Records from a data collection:
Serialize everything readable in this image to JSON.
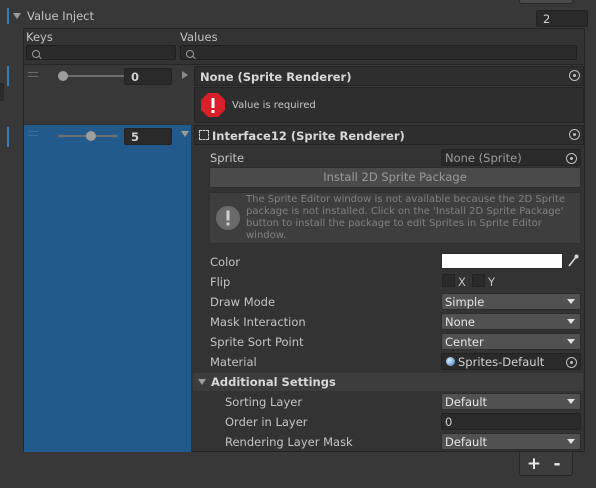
{
  "header": {
    "title": "Value Inject",
    "count": "2"
  },
  "columns": {
    "keys": "Keys",
    "values": "Values"
  },
  "rows": [
    {
      "key_value": "0",
      "object_label": "None (Sprite Renderer)",
      "error_message": "Value is required"
    },
    {
      "key_value": "5",
      "object_label": "Interface12 (Sprite Renderer)"
    }
  ],
  "sprite_renderer": {
    "sprite_label": "Sprite",
    "sprite_value": "None (Sprite)",
    "install_button": "Install 2D Sprite Package",
    "info_message": "The Sprite Editor window is not available because the 2D Sprite package is not installed. Click on the 'Install 2D Sprite Package' button to install the package to edit Sprites in Sprite Editor window.",
    "color_label": "Color",
    "color_value": "#ffffff",
    "flip_label": "Flip",
    "flip_x": "X",
    "flip_y": "Y",
    "draw_mode_label": "Draw Mode",
    "draw_mode_value": "Simple",
    "mask_label": "Mask Interaction",
    "mask_value": "None",
    "sort_point_label": "Sprite Sort Point",
    "sort_point_value": "Center",
    "material_label": "Material",
    "material_value": "Sprites-Default",
    "additional_settings": "Additional Settings",
    "sorting_layer_label": "Sorting Layer",
    "sorting_layer_value": "Default",
    "order_label": "Order in Layer",
    "order_value": "0",
    "rendering_mask_label": "Rendering Layer Mask",
    "rendering_mask_value": "Default"
  },
  "footer": {
    "add": "+",
    "remove": "-"
  },
  "icons": [
    "foldout-arrow-icon",
    "search-icon",
    "drag-handle-icon",
    "object-picker-icon",
    "error-icon",
    "info-icon",
    "eyedropper-icon",
    "material-sphere-icon",
    "dropdown-caret-icon",
    "sprite-renderer-icon"
  ],
  "colors": {
    "accent_blue": "#3a79bb",
    "selection_blue": "#235a8c",
    "error_red": "#d9202a",
    "panel": "#383838",
    "field": "#2a2a2a"
  }
}
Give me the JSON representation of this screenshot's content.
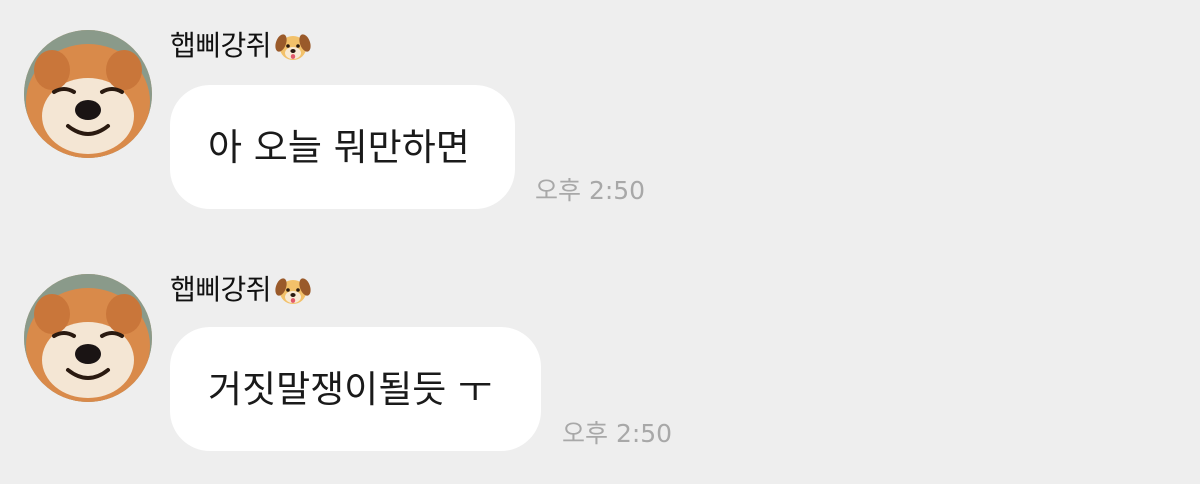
{
  "messages": [
    {
      "sender": "햅삐강쥐",
      "sender_emoji": "dog-face-emoji",
      "text": "아 오늘 뭐만하면",
      "time": "오후 2:50"
    },
    {
      "sender": "햅삐강쥐",
      "sender_emoji": "dog-face-emoji",
      "text": "거짓말쟁이될듯 ㅜ",
      "time": "오후 2:50"
    }
  ],
  "colors": {
    "background": "#eeeeee",
    "bubble": "#ffffff",
    "timestamp": "#a8a8a8"
  }
}
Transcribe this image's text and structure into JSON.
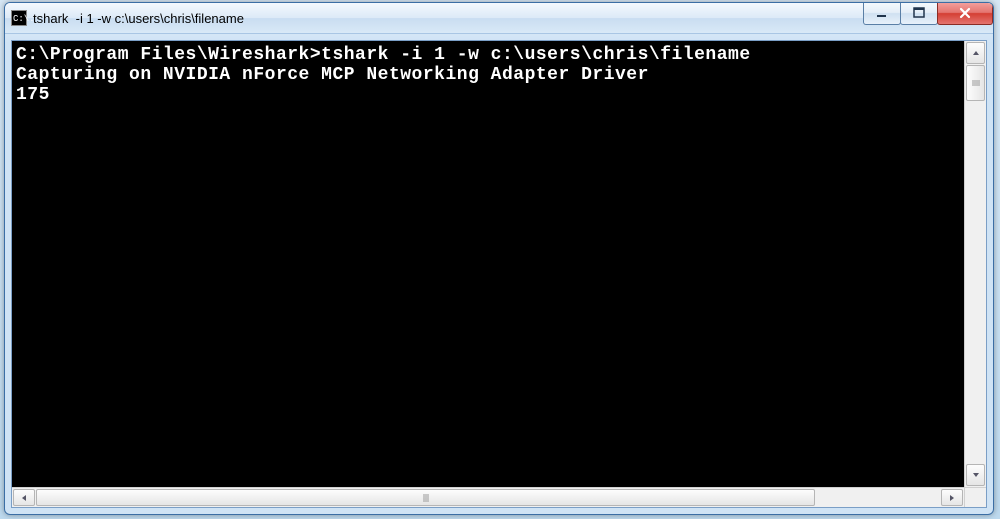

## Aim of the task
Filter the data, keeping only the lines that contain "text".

## Expected answer
      "text": "아 오늘 뭐만하면",
      "text": "거짓말쟁이될듯 ㅜ",
Transcribe this image's text and structure into JSON.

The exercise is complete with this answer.